Task
Could you repeat every record below exactly, leaving out the pictures?

┌──

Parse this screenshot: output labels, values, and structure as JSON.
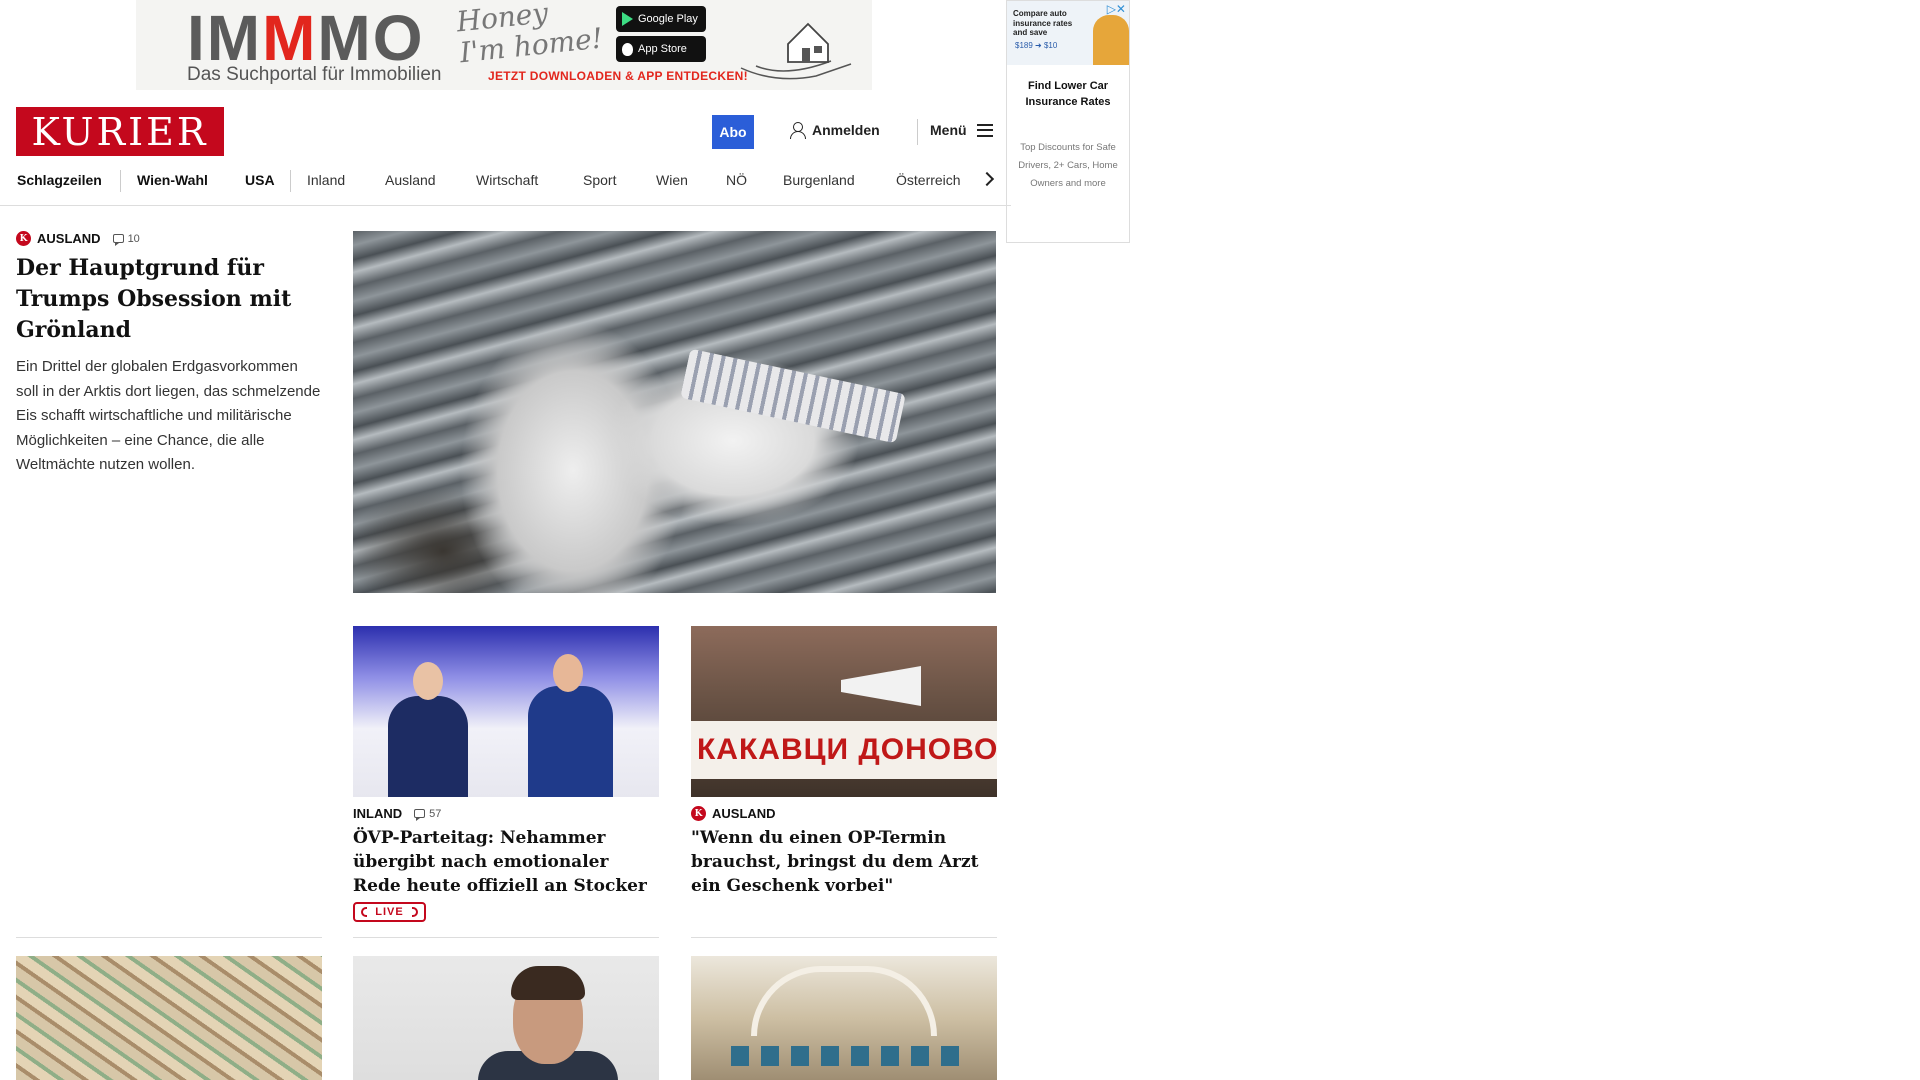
{
  "banner_ad": {
    "brand_part1": "IM",
    "brand_red": "M",
    "brand_part2": "MO",
    "subtitle": "Das Suchportal für Immobilien",
    "script_line1": "Honey",
    "script_line2": "I'm home!",
    "google_play": "Google Play",
    "app_store": "App Store",
    "cta": "JETZT DOWNLOADEN & APP ENTDECKEN!"
  },
  "side_ad": {
    "top_text": "Compare auto insurance rates and save",
    "price": "$189 ➜ $10",
    "close": "▷✕",
    "title": "Find Lower Car Insurance Rates",
    "description": "Top Discounts for Safe Drivers, 2+ Cars, Home Owners and more"
  },
  "header": {
    "logo": "KURIER",
    "abo": "Abo",
    "login": "Anmelden",
    "menu": "Menü"
  },
  "nav": {
    "items": [
      "Schlagzeilen",
      "Wien-Wahl",
      "USA",
      "Inland",
      "Ausland",
      "Wirtschaft",
      "Sport",
      "Wien",
      "NÖ",
      "Burgenland",
      "Österreich"
    ]
  },
  "hero": {
    "category": "AUSLAND",
    "comments": "10",
    "title": "Der Hauptgrund für Trumps Obsession mit Grönland",
    "teaser": "Ein Drittel der globalen Erdgasvorkommen soll in der Arktis dort liegen, das schmelzende Eis schafft wirtschaftliche und militärische Möglichkeiten – eine Chance, die alle Weltmächte nutzen wollen."
  },
  "cards": [
    {
      "category": "INLAND",
      "comments": "57",
      "title": "ÖVP-Parteitag: Nehammer übergibt nach emotionaler Rede heute offiziell an Stocker",
      "badge": "LIVE"
    },
    {
      "category": "AUSLAND",
      "title": "\"Wenn du einen OP-Termin brauchst, bringst du dem Arzt ein Geschenk vorbei\"",
      "image_text": "КАКАВЦИ ДОНОВОСАТ"
    }
  ],
  "colors": {
    "brand_red": "#c4081d",
    "abo_blue": "#2b5ed8"
  }
}
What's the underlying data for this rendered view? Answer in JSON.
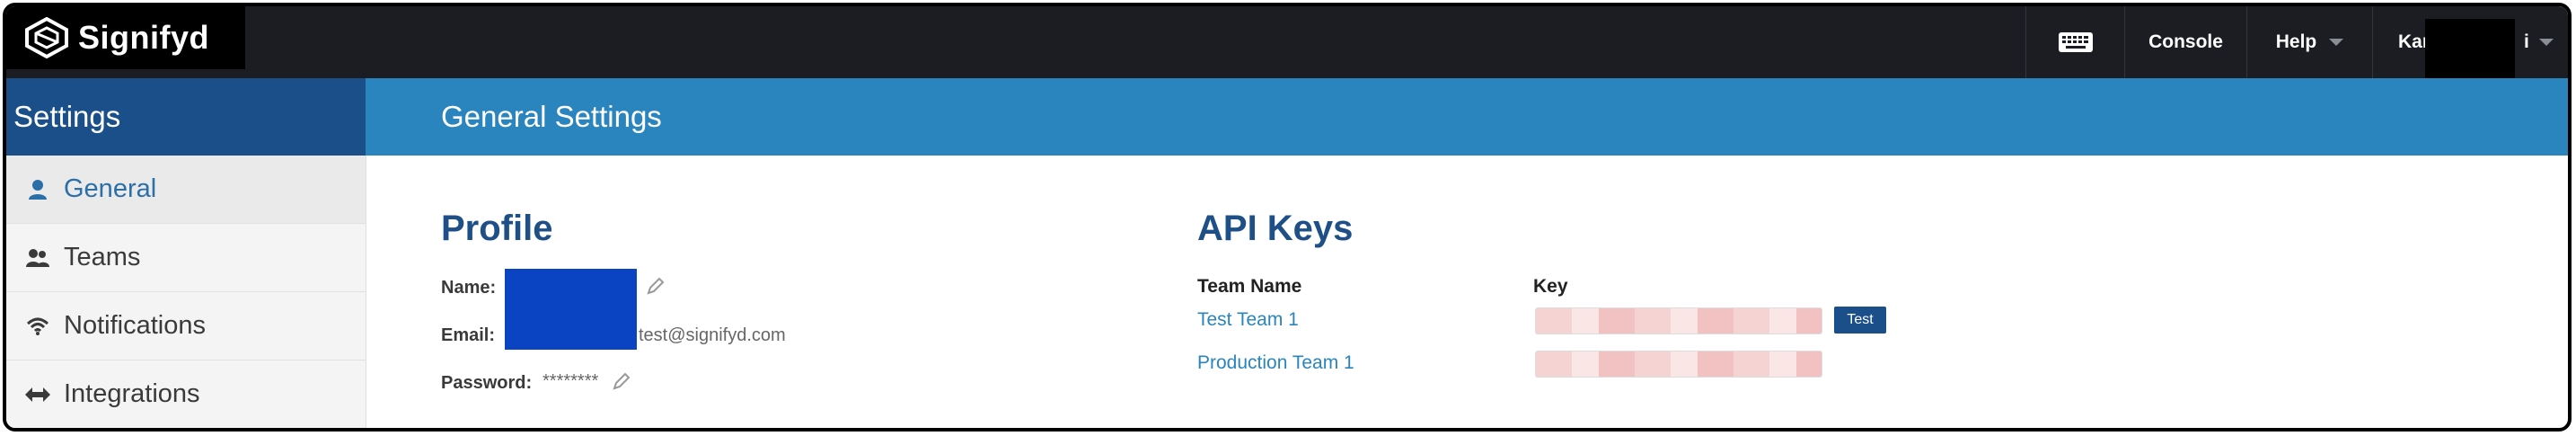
{
  "app": {
    "brand": "Signifyd",
    "accent_color": "#2a84be",
    "nav_dark": "#1b1d22"
  },
  "topnav": {
    "keyboard_icon": "keyboard-icon",
    "console_label": "Console",
    "help_label": "Help",
    "user_label_start": "Kar",
    "user_label_end": "i"
  },
  "sidebar": {
    "title": "Settings",
    "items": [
      {
        "label": "General",
        "icon": "user-icon",
        "active": true
      },
      {
        "label": "Teams",
        "icon": "team-icon",
        "active": false
      },
      {
        "label": "Notifications",
        "icon": "wifi-icon",
        "active": false
      },
      {
        "label": "Integrations",
        "icon": "integration-icon",
        "active": false
      }
    ]
  },
  "main": {
    "title": "General Settings",
    "profile": {
      "heading": "Profile",
      "name_label": "Name:",
      "email_label": "Email:",
      "email_value": "test@signifyd.com",
      "password_label": "Password:",
      "password_value": "********"
    },
    "api_keys": {
      "heading": "API Keys",
      "col_team": "Team Name",
      "col_key": "Key",
      "rows": [
        {
          "team": "Test Team 1",
          "button": "Test"
        },
        {
          "team": "Production Team 1"
        }
      ]
    }
  }
}
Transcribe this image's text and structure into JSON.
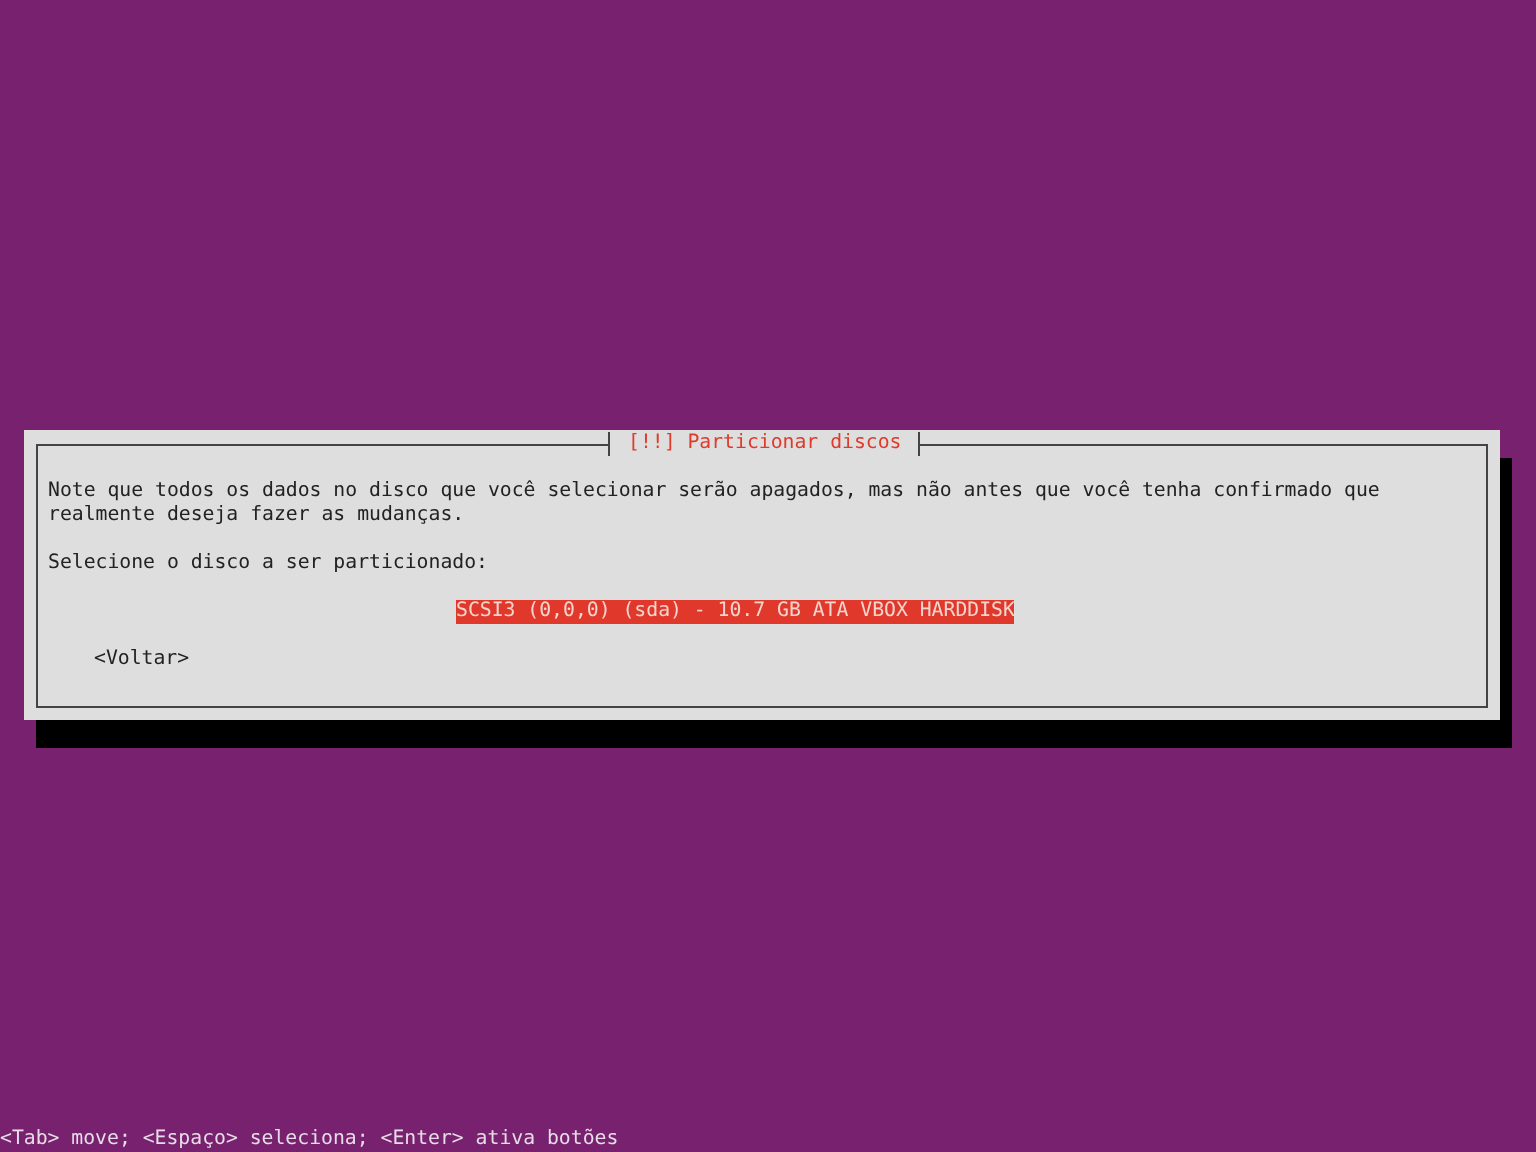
{
  "dialog": {
    "title": "[!!] Particionar discos",
    "message": "Note que todos os dados no disco que você selecionar serão apagados, mas não antes que você tenha confirmado que\nrealmente deseja fazer as mudanças.",
    "prompt": "Selecione o disco a ser particionado:",
    "disks": [
      {
        "label": "SCSI3 (0,0,0) (sda) - 10.7 GB ATA VBOX HARDDISK",
        "selected": true
      }
    ],
    "back_button": "<Voltar>"
  },
  "status_bar": "<Tab> move; <Espaço> seleciona; <Enter> ativa botões"
}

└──

Answer section
Parse this screenshot: output labels, values, and structure as JSON.
{
  "banner_ad": {
    "brand_part1": "IM",
    "brand_red": "M",
    "brand_part2": "MO",
    "subtitle": "Das Suchportal für Immobilien",
    "script_line1": "Honey",
    "script_line2": "I'm home!",
    "google_play": "Google Play",
    "app_store": "App Store",
    "cta": "JETZT DOWNLOADEN & APP ENTDECKEN!"
  },
  "side_ad": {
    "top_text": "Compare auto insurance rates and save",
    "price": "$189 ➜ $10",
    "close": "▷✕",
    "title": "Find Lower Car Insurance Rates",
    "description": "Top Discounts for Safe Drivers, 2+ Cars, Home Owners and more"
  },
  "header": {
    "logo": "KURIER",
    "abo": "Abo",
    "login": "Anmelden",
    "menu": "Menü"
  },
  "nav": {
    "items": [
      "Schlagzeilen",
      "Wien-Wahl",
      "USA",
      "Inland",
      "Ausland",
      "Wirtschaft",
      "Sport",
      "Wien",
      "NÖ",
      "Burgenland",
      "Österreich"
    ]
  },
  "hero": {
    "category": "AUSLAND",
    "comments": "10",
    "title": "Der Hauptgrund für Trumps Obsession mit Grönland",
    "teaser": "Ein Drittel der globalen Erdgasvorkommen soll in der Arktis dort liegen, das schmelzende Eis schafft wirtschaftliche und militärische Möglichkeiten – eine Chance, die alle Weltmächte nutzen wollen."
  },
  "cards": [
    {
      "category": "INLAND",
      "comments": "57",
      "title": "ÖVP-Parteitag: Nehammer übergibt nach emotionaler Rede heute offiziell an Stocker",
      "badge": "LIVE"
    },
    {
      "category": "AUSLAND",
      "title": "\"Wenn du einen OP-Termin brauchst, bringst du dem Arzt ein Geschenk vorbei\"",
      "image_text": "КАКАВЦИ ДОНОВОСАТ"
    }
  ],
  "colors": {
    "brand_red": "#c4081d",
    "abo_blue": "#2b5ed8"
  }
}
What's the underlying data for this rendered view? Answer in JSON.
{
  "app": {
    "brand": "Signifyd",
    "accent_color": "#2a84be",
    "nav_dark": "#1b1d22"
  },
  "topnav": {
    "keyboard_icon": "keyboard-icon",
    "console_label": "Console",
    "help_label": "Help",
    "user_label_start": "Kar",
    "user_label_end": "i"
  },
  "sidebar": {
    "title": "Settings",
    "items": [
      {
        "label": "General",
        "icon": "user-icon",
        "active": true
      },
      {
        "label": "Teams",
        "icon": "team-icon",
        "active": false
      },
      {
        "label": "Notifications",
        "icon": "wifi-icon",
        "active": false
      },
      {
        "label": "Integrations",
        "icon": "integration-icon",
        "active": false
      }
    ]
  },
  "main": {
    "title": "General Settings",
    "profile": {
      "heading": "Profile",
      "name_label": "Name:",
      "email_label": "Email:",
      "email_value": "test@signifyd.com",
      "password_label": "Password:",
      "password_value": "********"
    },
    "api_keys": {
      "heading": "API Keys",
      "col_team": "Team Name",
      "col_key": "Key",
      "rows": [
        {
          "team": "Test Team 1",
          "button": "Test"
        },
        {
          "team": "Production Team 1"
        }
      ]
    }
  }
}
Transcribe this image's text and structure into JSON.
{
  "dialog": {
    "title": "[!!] Particionar discos",
    "message": "Note que todos os dados no disco que você selecionar serão apagados, mas não antes que você tenha confirmado que\nrealmente deseja fazer as mudanças.",
    "prompt": "Selecione o disco a ser particionado:",
    "disks": [
      {
        "label": "SCSI3 (0,0,0) (sda) - 10.7 GB ATA VBOX HARDDISK",
        "selected": true
      }
    ],
    "back_button": "<Voltar>"
  },
  "status_bar": "<Tab> move; <Espaço> seleciona; <Enter> ativa botões"
}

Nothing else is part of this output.